I second the earlier suggestion of SpinRite. As long as it’s recognized as an available drive to your BIOS, I think SpinRite could recover it.

Wow. This is all Greek to me. Bear with me; I am slow. And feel free to correct me if I get the terminology wrong.

I am running the default TRK boot with the two drives I know are working. I figured I’d get comfortable with it before I throw in a problem drive. Also, if I can salvage anything, I want to make sure the drive I move it to has integrity. Even so, I saw a lot of fails during the initialization, but I didn’t really know what to do about that. Then I ran mountallfs and now I’m doing a virus scan.

When I mounted the filesystems, I saw: “hda” “hda1” “hdb” etc.
I am assuming the third letter is the physical drive and the number is the partitions, correct? Can I also assume that “a” is the master (8Gb) and “b” is the slave (40Gb)? How do I confirm that?

After the virusscan, is there anything else I should/need to do before I plug in the bad drive? Also, if I wanted to move any recoverable files to the goof 40Gb, does it matter if I just disco the master 8Gb and leave both 40Gb drives as slaves while I’m running TRK?

Thanks for being patient with me.

I installed the bad hd and tried to mountallfs, it failed to mount /dev/hdb5 and /dev/hdb6:
“NTFS is either inconsistent or you have hardware faults, or you have a SoftRAID/FakeRAID hardware. In the first case, run chkdsk /f on Windows then reboot to Windows TWICE…”

(Obviously, since I can’t run Windows with this disk plugged in I’m not sure how to accomplish that. I don’t know what SoftRAID/FakeRAID hardware is. If hardware faults, I guess I’m dead in the water, eh?)

Then this:

Result of mounting:
[root@trk]: (~)y
-bash: y: command not found

What does that mean?

I didn’t use mountallfs - it is probably a bash script that pipes text characters into the input buffer of some mount commands. When it failed on your partitions, a “y” character got left in the buffer after the script exited, then the “y” ended up dumped on the command line, and failed again as there is no command named y. Ignore.

I would not worry about the SoftRAID/FakeRAID message - it is a default message for when the NTFS filesystem driver really cannot get anywhere with understanding the filesystem.
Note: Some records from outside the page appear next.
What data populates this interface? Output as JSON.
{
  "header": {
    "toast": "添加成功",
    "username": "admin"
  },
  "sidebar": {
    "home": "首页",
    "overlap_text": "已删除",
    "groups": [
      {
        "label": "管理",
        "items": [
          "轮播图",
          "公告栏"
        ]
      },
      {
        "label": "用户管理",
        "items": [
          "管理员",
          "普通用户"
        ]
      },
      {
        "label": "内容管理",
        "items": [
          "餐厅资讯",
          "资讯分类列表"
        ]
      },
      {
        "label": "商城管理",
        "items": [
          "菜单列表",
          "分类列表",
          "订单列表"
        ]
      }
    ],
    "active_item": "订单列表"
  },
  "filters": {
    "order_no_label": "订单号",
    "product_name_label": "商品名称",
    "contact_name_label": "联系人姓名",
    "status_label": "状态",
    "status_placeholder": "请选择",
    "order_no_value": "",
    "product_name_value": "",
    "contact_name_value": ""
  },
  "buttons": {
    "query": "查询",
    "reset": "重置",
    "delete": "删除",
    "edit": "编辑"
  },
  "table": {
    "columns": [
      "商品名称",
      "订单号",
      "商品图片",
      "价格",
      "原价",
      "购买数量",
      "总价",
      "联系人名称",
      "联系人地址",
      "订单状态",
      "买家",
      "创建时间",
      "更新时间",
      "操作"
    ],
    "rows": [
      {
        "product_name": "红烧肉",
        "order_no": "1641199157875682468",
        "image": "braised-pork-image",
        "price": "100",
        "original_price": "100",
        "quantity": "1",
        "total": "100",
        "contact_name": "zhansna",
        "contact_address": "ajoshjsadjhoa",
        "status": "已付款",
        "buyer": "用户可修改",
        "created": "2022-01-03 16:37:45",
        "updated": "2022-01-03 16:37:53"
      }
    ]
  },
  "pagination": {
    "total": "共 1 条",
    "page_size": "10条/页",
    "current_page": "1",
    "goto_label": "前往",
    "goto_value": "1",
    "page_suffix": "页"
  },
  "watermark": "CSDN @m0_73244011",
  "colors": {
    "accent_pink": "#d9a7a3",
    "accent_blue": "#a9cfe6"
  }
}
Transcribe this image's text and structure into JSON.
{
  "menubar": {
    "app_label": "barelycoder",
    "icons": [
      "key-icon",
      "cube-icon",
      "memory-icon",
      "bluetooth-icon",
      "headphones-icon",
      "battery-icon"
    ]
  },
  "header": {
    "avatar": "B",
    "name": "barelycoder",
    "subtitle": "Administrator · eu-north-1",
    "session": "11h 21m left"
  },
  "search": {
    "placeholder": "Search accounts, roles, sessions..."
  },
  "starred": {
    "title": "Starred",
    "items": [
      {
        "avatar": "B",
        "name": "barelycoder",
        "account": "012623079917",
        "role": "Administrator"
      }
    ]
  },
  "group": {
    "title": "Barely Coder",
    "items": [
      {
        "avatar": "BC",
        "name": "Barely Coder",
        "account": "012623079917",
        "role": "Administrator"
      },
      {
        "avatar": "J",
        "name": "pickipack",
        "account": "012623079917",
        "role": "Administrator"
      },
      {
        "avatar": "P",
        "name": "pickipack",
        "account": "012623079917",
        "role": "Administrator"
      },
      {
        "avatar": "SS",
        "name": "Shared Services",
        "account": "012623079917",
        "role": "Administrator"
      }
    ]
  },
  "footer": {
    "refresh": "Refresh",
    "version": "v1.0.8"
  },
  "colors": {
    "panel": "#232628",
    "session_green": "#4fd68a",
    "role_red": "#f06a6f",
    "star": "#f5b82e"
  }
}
SoftRAID/FakeRAID systems can distribute bits of the filesystem across drives in odd ways, and the NTFS driver has no way of knowing what has been done, so it warns you and gives up.
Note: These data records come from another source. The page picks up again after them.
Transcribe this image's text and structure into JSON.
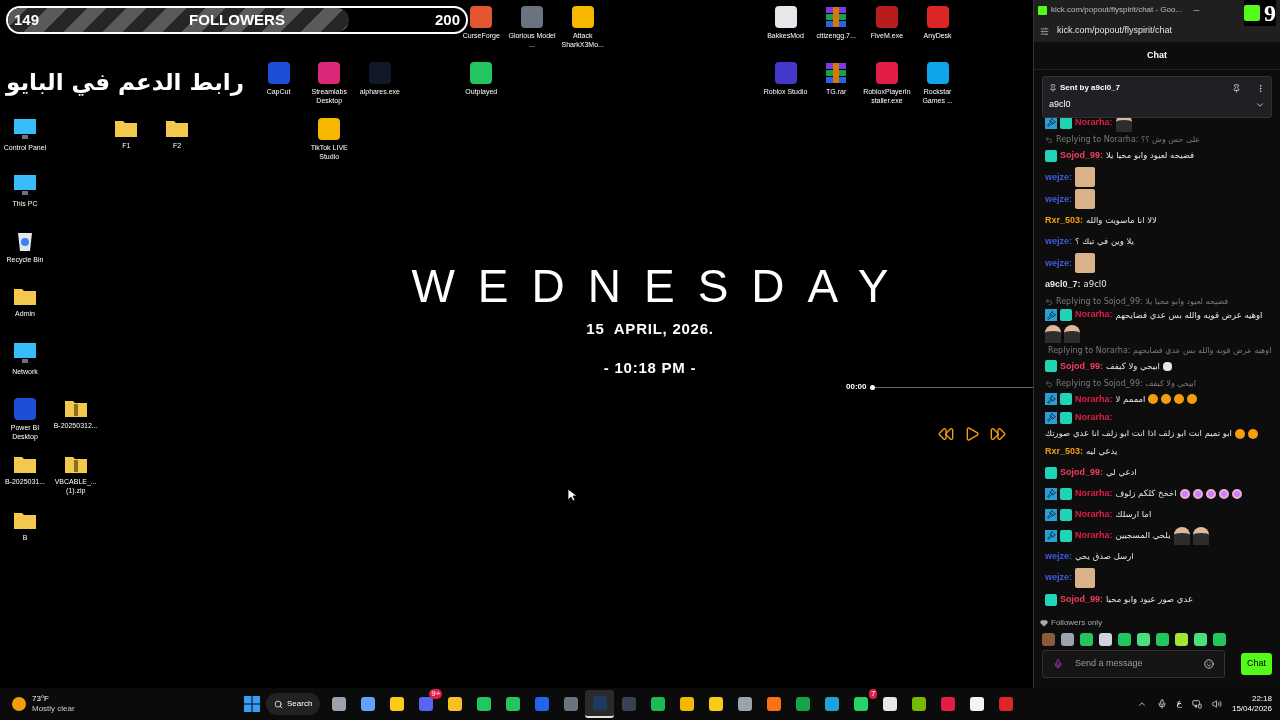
{
  "followers_bar": {
    "current": "149",
    "label": "FOLLOWERS",
    "goal": "200",
    "level": 0.745
  },
  "overlay_text": "رابط الدعم في البايو",
  "corner_number": "9",
  "desktop_icons": [
    {
      "kind": "app",
      "label": "CurseForge"
    },
    {
      "kind": "app",
      "label": "Glorious Model ..."
    },
    {
      "kind": "app",
      "label": "Attack SharkX3Mo..."
    },
    {
      "kind": "app",
      "label": "BakkesMod"
    },
    {
      "kind": "archive",
      "label": "citizengg.7..."
    },
    {
      "kind": "app",
      "label": "FiveM.exe"
    },
    {
      "kind": "app",
      "label": "AnyDesk"
    },
    {
      "kind": "app",
      "label": "CapCut"
    },
    {
      "kind": "app",
      "label": "Streamlabs Desktop"
    },
    {
      "kind": "app",
      "label": "alphares.exe"
    },
    {
      "kind": "app",
      "label": "Outplayed"
    },
    {
      "kind": "app",
      "label": "Roblox Studio"
    },
    {
      "kind": "archive",
      "label": "TG.rar"
    },
    {
      "kind": "app",
      "label": "RobloxPlayerInstaller.exe"
    },
    {
      "kind": "app",
      "label": "Rockstar Games ..."
    },
    {
      "kind": "monitor",
      "label": "Control Panel"
    },
    {
      "kind": "folder",
      "label": "F1"
    },
    {
      "kind": "folder",
      "label": "F2"
    },
    {
      "kind": "app",
      "label": "TikTok LIVE Studio"
    },
    {
      "kind": "monitor",
      "label": "This PC"
    },
    {
      "kind": "bin",
      "label": "Recycle Bin"
    },
    {
      "kind": "folder",
      "label": "Admin"
    },
    {
      "kind": "monitor",
      "label": "Network"
    },
    {
      "kind": "app",
      "label": "Power BI Desktop"
    },
    {
      "kind": "zip",
      "label": "B-20250312..."
    },
    {
      "kind": "folder",
      "label": "B-2025031..."
    },
    {
      "kind": "zip",
      "label": "VBCABLE_... (1).zip"
    },
    {
      "kind": "folder",
      "label": "B"
    }
  ],
  "clock_widget": {
    "day": "WEDNESDAY",
    "date": "15  APRIL, 2026.",
    "time": "- 10:18 PM -"
  },
  "player": {
    "elapsed": "00:00",
    "level": 0
  },
  "chat_window": {
    "title": "kick.com/popout/flyspirit/chat - Goo...",
    "address": "kick.com/popout/flyspirit/chat",
    "header": "Chat",
    "pinned": {
      "sender": "Sent by a9cl0_7",
      "text": "a9cl0"
    },
    "messages": [
      {
        "badges": [
          {
            "kind": "moderator"
          },
          {
            "kind": "og"
          }
        ],
        "user": "Norarha:",
        "color": "#e11d48",
        "emotes": [
          {
            "kind": "person"
          }
        ]
      },
      {
        "reply": "Replying to Norarha: على حس وش ؟؟",
        "badges": [
          {
            "kind": "og"
          }
        ],
        "user": "Sojod_99:",
        "color": "#f43f5e",
        "text": "فضيحه لعيود وابو محيا يلا"
      },
      {
        "user": "wejze:",
        "color": "#3b5bdb",
        "emotes": [
          {
            "kind": "face"
          }
        ]
      },
      {
        "user": "wejze:",
        "color": "#3b5bdb",
        "emotes": [
          {
            "kind": "face"
          }
        ]
      },
      {
        "user": "Rxr_503:",
        "color": "#f59e0b",
        "text": "لالا انا ماسويت والله"
      },
      {
        "user": "wejze:",
        "color": "#3b5bdb",
        "text": "يلا وين في تبك ؟"
      },
      {
        "user": "wejze:",
        "color": "#3b5bdb",
        "emotes": [
          {
            "kind": "face"
          }
        ]
      },
      {
        "user": "a9cl0_7:",
        "color": "#e5e7eb",
        "text": "a9cl0"
      },
      {
        "reply": "Replying to Sojod_99: فضيحه لعيود وابو محيا يلا",
        "badges": [
          {
            "kind": "moderator"
          },
          {
            "kind": "og"
          }
        ],
        "user": "Norarha:",
        "color": "#e11d48",
        "text": "اوهيه عرض قويه والله بس عدي فضايحهم",
        "emotes": [
          {
            "kind": "person"
          },
          {
            "kind": "person"
          }
        ]
      },
      {
        "reply": "Replying to Norarha: اوهيه عرض قويه والله بس عدي فضايحهم",
        "badges": [
          {
            "kind": "og"
          }
        ],
        "user": "Sojod_99:",
        "color": "#f43f5e",
        "text": "ابيحي ولا كيفف",
        "emotes": [
          {
            "kind": "skull"
          }
        ]
      },
      {
        "reply": "Replying to Sojod_99: ابيحي ولا كيفف",
        "badges": [
          {
            "kind": "moderator"
          },
          {
            "kind": "og"
          }
        ],
        "user": "Norarha:",
        "color": "#e11d48",
        "text": "امممم لا",
        "emotes": [
          {
            "kind": "orange"
          },
          {
            "kind": "orange"
          },
          {
            "kind": "orange"
          },
          {
            "kind": "orange"
          }
        ]
      },
      {
        "badges": [
          {
            "kind": "moderator"
          },
          {
            "kind": "og"
          }
        ],
        "user": "Norarha:",
        "color": "#e11d48",
        "text": "ابو تميم انت ابو زلف اذا انت ابو زلف انا عدي صورتك",
        "emotes": [
          {
            "kind": "orange"
          },
          {
            "kind": "orange"
          }
        ]
      },
      {
        "user": "Rxr_503:",
        "color": "#f59e0b",
        "text": "يدعي ليه"
      },
      {
        "badges": [
          {
            "kind": "og"
          }
        ],
        "user": "Sojod_99:",
        "color": "#f43f5e",
        "text": "ادعي لي"
      },
      {
        "badges": [
          {
            "kind": "moderator"
          },
          {
            "kind": "og"
          }
        ],
        "user": "Norarha:",
        "color": "#e11d48",
        "text": "اخخخ كلكم زلوف",
        "emotes": [
          {
            "kind": "purple"
          },
          {
            "kind": "purple"
          },
          {
            "kind": "purple"
          },
          {
            "kind": "purple"
          },
          {
            "kind": "purple"
          }
        ]
      },
      {
        "badges": [
          {
            "kind": "moderator"
          },
          {
            "kind": "og"
          }
        ],
        "user": "Norarha:",
        "color": "#e11d48",
        "text": "اما ارسلك"
      },
      {
        "badges": [
          {
            "kind": "moderator"
          },
          {
            "kind": "og"
          }
        ],
        "user": "Norarha:",
        "color": "#e11d48",
        "text": "يلحي المسجيين",
        "emotes": [
          {
            "kind": "person"
          },
          {
            "kind": "person"
          }
        ]
      },
      {
        "user": "wejze:",
        "color": "#3b5bdb",
        "text": "ارسل صدق يحي"
      },
      {
        "user": "wejze:",
        "color": "#3b5bdb",
        "emotes": [
          {
            "kind": "face"
          }
        ]
      },
      {
        "badges": [
          {
            "kind": "og"
          }
        ],
        "user": "Sojod_99:",
        "color": "#f43f5e",
        "text": "عدي صور عيود وابو محيا"
      }
    ],
    "mode": "Followers only",
    "input_placeholder": "Send a message",
    "send_label": "Chat"
  },
  "taskbar": {
    "temperature": "73°F",
    "weather": "Mostly clear",
    "search": "Search",
    "apps": [
      {
        "kind": "taskview",
        "selected": false
      },
      {
        "kind": "copilot",
        "selected": false
      },
      {
        "kind": "explorer",
        "selected": false
      },
      {
        "kind": "discord",
        "selected": false,
        "badge": "9+"
      },
      {
        "kind": "yellow",
        "selected": false
      },
      {
        "kind": "chrome",
        "selected": false
      },
      {
        "kind": "chrome",
        "selected": false
      },
      {
        "kind": "mail",
        "selected": false
      },
      {
        "kind": "hex",
        "selected": false
      },
      {
        "kind": "steam",
        "selected": true
      },
      {
        "kind": "epic",
        "selected": false
      },
      {
        "kind": "spotify",
        "selected": false
      },
      {
        "kind": "rockstar",
        "selected": false
      },
      {
        "kind": "arc",
        "selected": false
      },
      {
        "kind": "record",
        "selected": false
      },
      {
        "kind": "ea",
        "selected": false
      },
      {
        "kind": "xbox",
        "selected": false
      },
      {
        "kind": "telegram",
        "selected": false
      },
      {
        "kind": "whatsapp",
        "selected": false,
        "badge": "7"
      },
      {
        "kind": "ring",
        "selected": false
      },
      {
        "kind": "nvidia",
        "selected": false
      },
      {
        "kind": "redcircle",
        "selected": false
      },
      {
        "kind": "gear",
        "selected": false
      },
      {
        "kind": "redbox",
        "selected": false
      }
    ],
    "language": "ع",
    "time": "22:18",
    "date": "15/04/2026"
  }
}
OK, so you have had an issue with hdb5 and hdb6. Did you check any other partitions to see if they mounted?
type mount to see what mounted and where.

I’m guessing, but
/dev/hdb1 could be the factory restore partition
/dev/hdb2 could be the Windows boot partition
/dev/hdb3 could be a D: drive
/dev/hdb4 will be the extended partition container
then /dev/hdb5 and /dev/hdb6 will be additional drives. But it seems like a lot - did you have 4 drives available on the computer originally?
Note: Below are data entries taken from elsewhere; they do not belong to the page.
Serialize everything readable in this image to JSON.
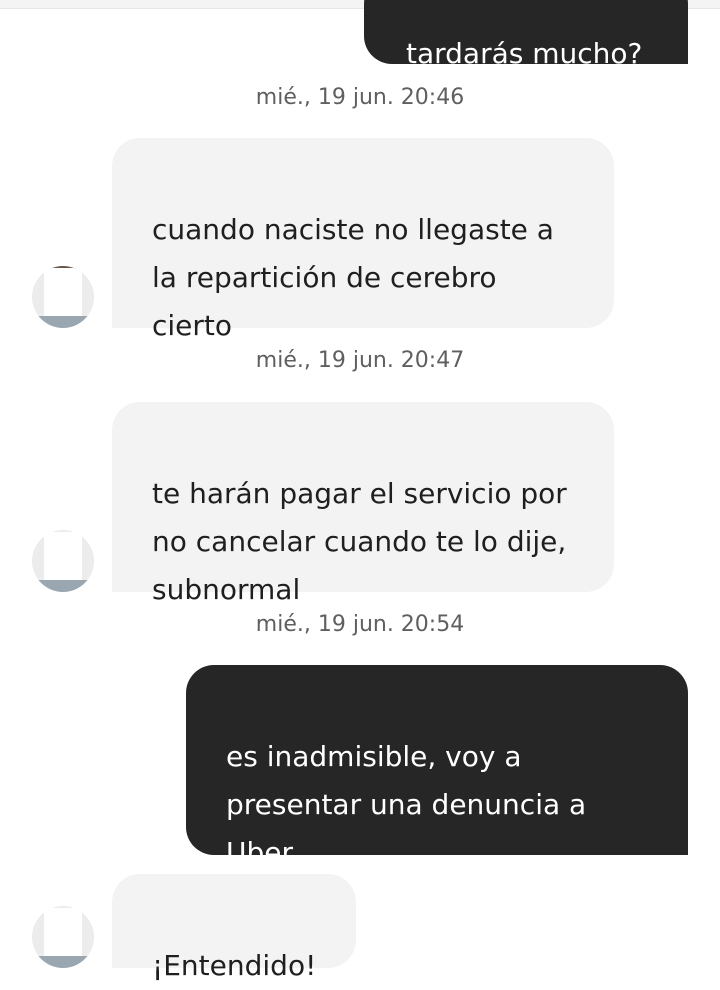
{
  "colors": {
    "incoming_bubble": "#f3f3f3",
    "outgoing_bubble": "#262626",
    "timestamp_text": "#5f5f5f"
  },
  "messages": {
    "partial_outgoing": "tardarás mucho?",
    "ts1": "mié., 19 jun. 20:46",
    "msg1": "cuando naciste no llegaste a\nla repartición de cerebro\ncierto",
    "ts2": "mié., 19 jun. 20:47",
    "msg2": "te harán pagar el servicio por\nno cancelar cuando te lo dije,\nsubnormal",
    "ts3": "mié., 19 jun. 20:54",
    "msg3": "es inadmisible, voy a\npresentar una denuncia a\nUber",
    "msg4": "¡Entendido!"
  },
  "icons": {
    "avatar": "driver-avatar-icon"
  }
}
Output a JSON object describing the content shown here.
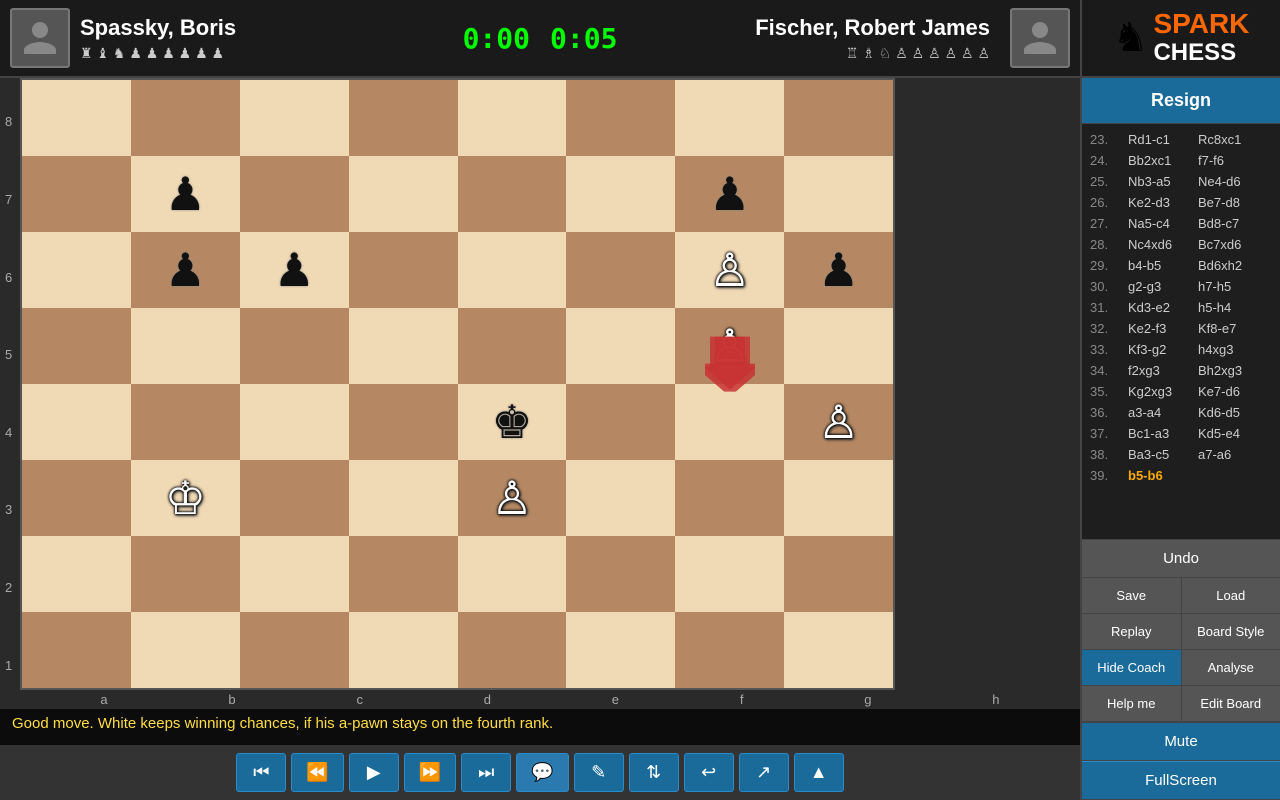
{
  "header": {
    "player_left": {
      "name": "Spassky, Boris",
      "pieces": "♜♝♞♟♟♟♟♟♟"
    },
    "player_right": {
      "name": "Fischer, Robert James",
      "pieces": "♖♗♘♙♙♙♙♙♙"
    },
    "timer_left": "0:00",
    "timer_right": "0:05",
    "logo_line1": "SPARK",
    "logo_line2": "CHESS"
  },
  "board": {
    "rank_labels": [
      "1",
      "2",
      "3",
      "4",
      "5",
      "6",
      "7",
      "8"
    ],
    "file_labels": [
      "a",
      "b",
      "c",
      "d",
      "e",
      "f",
      "g",
      "h"
    ]
  },
  "moves": [
    {
      "num": "23.",
      "white": "Rd1-c1",
      "black": "Rc8xc1"
    },
    {
      "num": "24.",
      "white": "Bb2xc1",
      "black": "f7-f6"
    },
    {
      "num": "25.",
      "white": "Nb3-a5",
      "black": "Ne4-d6"
    },
    {
      "num": "26.",
      "white": "Ke2-d3",
      "black": "Be7-d8"
    },
    {
      "num": "27.",
      "white": "Na5-c4",
      "black": "Bd8-c7"
    },
    {
      "num": "28.",
      "white": "Nc4xd6",
      "black": "Bc7xd6"
    },
    {
      "num": "29.",
      "white": "b4-b5",
      "black": "Bd6xh2"
    },
    {
      "num": "30.",
      "white": "g2-g3",
      "black": "h7-h5"
    },
    {
      "num": "31.",
      "white": "Kd3-e2",
      "black": "h5-h4"
    },
    {
      "num": "32.",
      "white": "Ke2-f3",
      "black": "Kf8-e7"
    },
    {
      "num": "33.",
      "white": "Kf3-g2",
      "black": "h4xg3"
    },
    {
      "num": "34.",
      "white": "f2xg3",
      "black": "Bh2xg3"
    },
    {
      "num": "35.",
      "white": "Kg2xg3",
      "black": "Ke7-d6"
    },
    {
      "num": "36.",
      "white": "a3-a4",
      "black": "Kd6-d5"
    },
    {
      "num": "37.",
      "white": "Bc1-a3",
      "black": "Kd5-e4"
    },
    {
      "num": "38.",
      "white": "Ba3-c5",
      "black": "a7-a6"
    },
    {
      "num": "39.",
      "white": "b5-b6",
      "black": ""
    }
  ],
  "buttons": {
    "resign": "Resign",
    "undo": "Undo",
    "save": "Save",
    "load": "Load",
    "replay": "Replay",
    "board_style": "Board Style",
    "hide_coach": "Hide Coach",
    "analyse": "Analyse",
    "help_me": "Help me",
    "edit_board": "Edit Board",
    "mute": "Mute",
    "fullscreen": "FullScreen"
  },
  "coach_message": "Good move. White keeps winning chances, if his a-pawn stays on the fourth rank.",
  "controls": {
    "first": "⏮",
    "prev": "⏭",
    "play": "▶",
    "next": "⏩",
    "last": "⏭",
    "chat": "💬",
    "edit": "✎",
    "flip": "⇅",
    "signin": "→",
    "share": "↗",
    "menu": "▲"
  }
}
There is a force option to mount mount /dev/hdb5 /mnt1 -o force may work.

Of course, the drive may be totally inaccessible. Take a look at building a BartPE winXP boot disk - you need a CDRom, some space, and an XP install disk. It will be slower than TRK, and there is a bit of a risk, but it may let you repair the dodgy volumes.